What is being asked: Which lines of the data hold the word "المخزون"? Copy all of them.

Collected data entries:

--------------------------------------------------

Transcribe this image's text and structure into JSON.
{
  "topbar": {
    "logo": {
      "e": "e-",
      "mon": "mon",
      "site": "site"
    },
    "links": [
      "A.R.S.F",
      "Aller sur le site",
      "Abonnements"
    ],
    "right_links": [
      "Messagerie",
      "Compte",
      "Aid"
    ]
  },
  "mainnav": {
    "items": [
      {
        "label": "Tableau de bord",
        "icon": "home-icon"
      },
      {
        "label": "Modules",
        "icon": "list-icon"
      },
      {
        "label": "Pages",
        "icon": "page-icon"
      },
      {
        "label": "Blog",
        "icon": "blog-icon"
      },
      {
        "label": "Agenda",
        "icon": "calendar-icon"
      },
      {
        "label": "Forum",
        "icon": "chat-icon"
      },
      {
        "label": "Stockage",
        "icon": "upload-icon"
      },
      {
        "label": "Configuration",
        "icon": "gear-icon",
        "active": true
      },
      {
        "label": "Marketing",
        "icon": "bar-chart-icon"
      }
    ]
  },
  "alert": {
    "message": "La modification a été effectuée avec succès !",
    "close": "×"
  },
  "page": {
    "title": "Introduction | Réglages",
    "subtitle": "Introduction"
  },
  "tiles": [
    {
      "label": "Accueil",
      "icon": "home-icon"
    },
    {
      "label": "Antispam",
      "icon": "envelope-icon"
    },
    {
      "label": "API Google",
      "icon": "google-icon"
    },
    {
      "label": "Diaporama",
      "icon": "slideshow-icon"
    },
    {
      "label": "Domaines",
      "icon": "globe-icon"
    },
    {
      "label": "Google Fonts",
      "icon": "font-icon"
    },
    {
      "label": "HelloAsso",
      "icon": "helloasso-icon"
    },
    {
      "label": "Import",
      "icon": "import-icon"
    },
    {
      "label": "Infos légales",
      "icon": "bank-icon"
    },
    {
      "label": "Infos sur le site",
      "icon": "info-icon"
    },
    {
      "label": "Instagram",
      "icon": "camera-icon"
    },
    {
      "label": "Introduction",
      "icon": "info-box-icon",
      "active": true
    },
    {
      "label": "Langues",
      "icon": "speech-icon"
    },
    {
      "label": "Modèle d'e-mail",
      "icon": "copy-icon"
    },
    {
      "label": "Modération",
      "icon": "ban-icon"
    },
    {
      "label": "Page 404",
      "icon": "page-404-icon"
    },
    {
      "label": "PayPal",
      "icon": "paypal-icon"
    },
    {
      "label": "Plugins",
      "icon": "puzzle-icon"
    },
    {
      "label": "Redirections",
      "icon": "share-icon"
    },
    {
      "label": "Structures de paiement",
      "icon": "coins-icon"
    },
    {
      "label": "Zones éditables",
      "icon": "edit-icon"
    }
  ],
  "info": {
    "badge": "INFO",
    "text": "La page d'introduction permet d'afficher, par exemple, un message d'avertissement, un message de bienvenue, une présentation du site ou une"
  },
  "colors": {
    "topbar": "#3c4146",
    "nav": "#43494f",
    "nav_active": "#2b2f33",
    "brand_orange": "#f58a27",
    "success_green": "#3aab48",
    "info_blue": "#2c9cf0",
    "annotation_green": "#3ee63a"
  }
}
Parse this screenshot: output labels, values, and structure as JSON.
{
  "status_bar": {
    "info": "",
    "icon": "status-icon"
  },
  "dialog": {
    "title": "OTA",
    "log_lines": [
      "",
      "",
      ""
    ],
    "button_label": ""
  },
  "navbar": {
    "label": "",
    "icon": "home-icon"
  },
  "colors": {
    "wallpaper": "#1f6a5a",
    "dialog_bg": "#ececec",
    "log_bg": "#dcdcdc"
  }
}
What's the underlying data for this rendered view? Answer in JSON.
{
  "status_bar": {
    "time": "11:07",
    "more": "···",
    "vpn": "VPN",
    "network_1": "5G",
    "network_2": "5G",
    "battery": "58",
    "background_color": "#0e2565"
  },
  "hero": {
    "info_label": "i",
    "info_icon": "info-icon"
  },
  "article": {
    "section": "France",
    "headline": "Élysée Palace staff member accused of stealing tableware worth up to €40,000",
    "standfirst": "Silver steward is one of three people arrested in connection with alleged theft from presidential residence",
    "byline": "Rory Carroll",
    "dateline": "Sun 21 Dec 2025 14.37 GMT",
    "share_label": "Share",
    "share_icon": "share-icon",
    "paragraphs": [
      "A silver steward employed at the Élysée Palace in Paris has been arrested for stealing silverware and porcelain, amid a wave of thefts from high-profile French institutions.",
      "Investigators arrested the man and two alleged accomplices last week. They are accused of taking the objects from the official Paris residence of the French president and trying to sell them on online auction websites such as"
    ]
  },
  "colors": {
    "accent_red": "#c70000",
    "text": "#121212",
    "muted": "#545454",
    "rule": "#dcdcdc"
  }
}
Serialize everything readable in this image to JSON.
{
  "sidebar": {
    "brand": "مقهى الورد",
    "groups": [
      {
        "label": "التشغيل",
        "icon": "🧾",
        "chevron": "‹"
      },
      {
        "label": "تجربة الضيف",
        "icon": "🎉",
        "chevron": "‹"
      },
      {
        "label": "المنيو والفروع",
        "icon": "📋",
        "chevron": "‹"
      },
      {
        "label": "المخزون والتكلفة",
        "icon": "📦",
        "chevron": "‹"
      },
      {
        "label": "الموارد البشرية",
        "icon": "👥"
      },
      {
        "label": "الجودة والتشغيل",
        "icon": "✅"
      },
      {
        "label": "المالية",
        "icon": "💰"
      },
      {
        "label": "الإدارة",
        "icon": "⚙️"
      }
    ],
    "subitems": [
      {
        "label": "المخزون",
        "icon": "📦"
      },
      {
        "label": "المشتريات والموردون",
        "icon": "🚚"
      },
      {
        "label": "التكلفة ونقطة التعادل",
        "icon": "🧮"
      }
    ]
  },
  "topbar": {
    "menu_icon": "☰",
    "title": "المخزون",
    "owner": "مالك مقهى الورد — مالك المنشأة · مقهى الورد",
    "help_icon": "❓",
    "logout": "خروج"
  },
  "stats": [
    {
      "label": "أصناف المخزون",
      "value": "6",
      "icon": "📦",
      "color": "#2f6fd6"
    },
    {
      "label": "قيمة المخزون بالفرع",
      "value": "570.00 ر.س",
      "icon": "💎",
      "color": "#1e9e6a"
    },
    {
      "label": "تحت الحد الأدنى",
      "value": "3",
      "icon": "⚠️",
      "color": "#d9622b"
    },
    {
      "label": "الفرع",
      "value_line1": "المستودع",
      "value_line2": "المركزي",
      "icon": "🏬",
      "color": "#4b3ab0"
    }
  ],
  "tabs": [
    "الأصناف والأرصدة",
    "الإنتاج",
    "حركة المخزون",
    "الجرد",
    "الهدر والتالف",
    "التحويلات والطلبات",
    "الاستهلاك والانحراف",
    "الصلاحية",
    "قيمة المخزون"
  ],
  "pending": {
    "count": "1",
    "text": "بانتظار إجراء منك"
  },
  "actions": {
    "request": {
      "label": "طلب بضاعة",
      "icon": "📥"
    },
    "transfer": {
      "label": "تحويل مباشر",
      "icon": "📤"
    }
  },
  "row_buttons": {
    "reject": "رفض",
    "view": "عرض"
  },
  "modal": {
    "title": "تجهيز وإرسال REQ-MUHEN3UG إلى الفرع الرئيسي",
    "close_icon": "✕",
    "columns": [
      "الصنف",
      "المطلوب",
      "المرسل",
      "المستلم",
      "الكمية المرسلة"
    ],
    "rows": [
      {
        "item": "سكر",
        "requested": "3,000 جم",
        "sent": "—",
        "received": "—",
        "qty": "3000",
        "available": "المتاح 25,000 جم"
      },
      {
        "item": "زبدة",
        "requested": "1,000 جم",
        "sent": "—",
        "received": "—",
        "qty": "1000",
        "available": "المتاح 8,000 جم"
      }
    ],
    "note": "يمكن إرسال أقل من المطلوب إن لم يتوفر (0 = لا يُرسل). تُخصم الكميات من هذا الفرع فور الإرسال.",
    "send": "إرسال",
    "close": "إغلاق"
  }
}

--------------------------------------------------

Answer to the problem:
        "label": "المخزون والتكلفة",
        "label": "المخزون",
    "title": "المخزون",
      "label": "أصناف المخزون",
      "label": "قيمة المخزون بالفرع",
    "حركة المخزون",
    "قيمة المخزون"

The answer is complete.